Play Intelligence: From IQ to PIQ challenges the very heart of our modern science with a radical, if not explosive, hypothesis that human intelligence is playing. If we dare but live this radical theory, we could solve the most challenging problems facing humanity today and have fun while doing so.
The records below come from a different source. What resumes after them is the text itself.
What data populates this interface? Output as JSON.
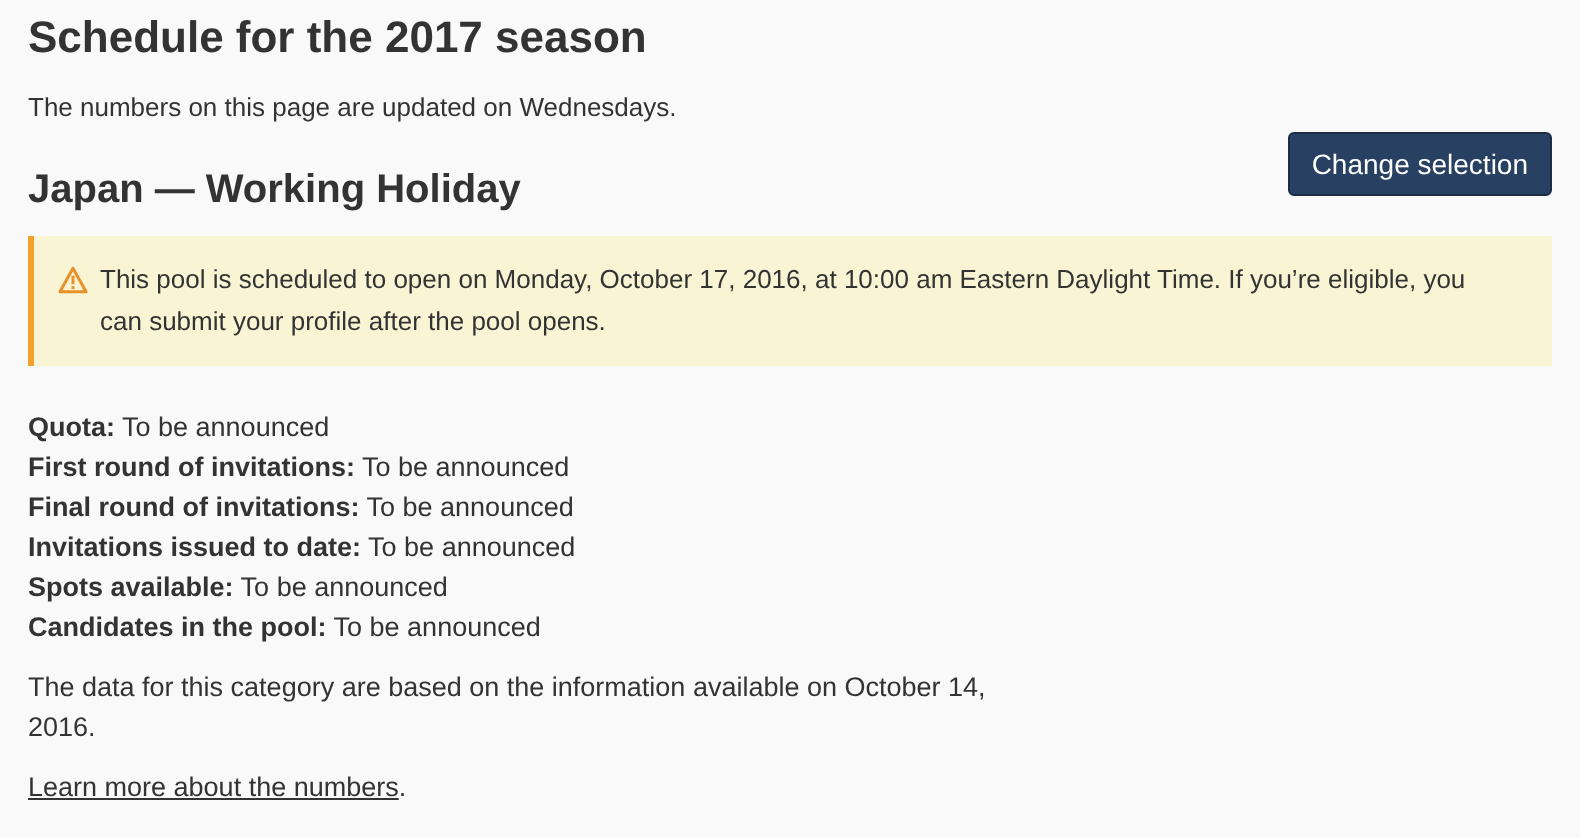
{
  "title": "Schedule for the 2017 season",
  "intro": "The numbers on this page are updated on Wednesdays.",
  "category": {
    "heading": "Japan — Working Holiday",
    "button": "Change selection"
  },
  "alert": {
    "kind": "warning",
    "text": "This pool is scheduled to open on Monday, October 17, 2016, at 10:00 am Eastern Daylight Time. If you’re eligible, you can submit your profile after the pool opens."
  },
  "stats": [
    {
      "text": "**Quota:** To be announced"
    },
    {
      "text": "**First round of invitations:** To be announced"
    },
    {
      "text": "**Final round of invitations:** To be announced"
    },
    {
      "text": "**Invitations issued to date:** To be announced"
    },
    {
      "text": "**Spots available:** To be announced"
    },
    {
      "text": "**Candidates in the pool:** To be announced"
    }
  ],
  "note": "The data for this category are based on the information available on October 14, 2016.",
  "footer": {
    "link": "Learn more about the numbers",
    "after": "."
  }
}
“We, in modern-day America, underestimate children's abilities to make reasonable judgments far more than have any other people at any other place or time in history. In the name of protecting children we hurt them, sometimes viciously. As Holt shows brilliantly, children need the same rights to advance their own interests and protect themselves as we grant to adults.”—Peter Gray, author of Free to Learn: Why Unleashing the Instinct to Play Will Make Our Children Happier, More Self-Reliant, and Better Students for Life"With his usual profound interest in observing children in the world, Holt presents a series of arguments about the nature of childhood that any serious educator or parent should thoughtfully explore."—Kirsten Olson, author of Wounded By School and Schools As Colonizers“For the sake of our young people, I humbly recommend that if you have read it, it's time to re-read it; if you have not, it's now time. The urgency is that we desperately need a more gentle, loving, and friendly world for our young people and there is no better inspiration than Holt's Escape From Childhood to spur us to action.”—Carlo Ricci, Professor of Education and author of The Willed Curriculum, Unschooling, and Self-DirectionThis is a reprint of John Holt's controversial book about the rights of children and how adults and children can live and learn together more enjoyably and transparently by rethinking their relationships. Under the guise of care and protection, children are kept in the walled garden of childhood, outside the world of human experience, for longer periods than ever before in human history. But for many children and parents, the walled garden of childhood is more like a prison, where authorities compel and limit personal actions. What if children the right to do, in general, what any adult may legally do? The reader who dares to confront such a question will discover new family relationships, not based on parental control, but on the joy of shared experience and responsibilities.
"With all the parenting information out there and the constant pressure to be the "perfect" parent, it seems as if many parents have lost track of one very important piece of the parenting puzzle: raising happy kids. Author Katie Hurley shows parents how happiness is the key to raising confident, capable children"--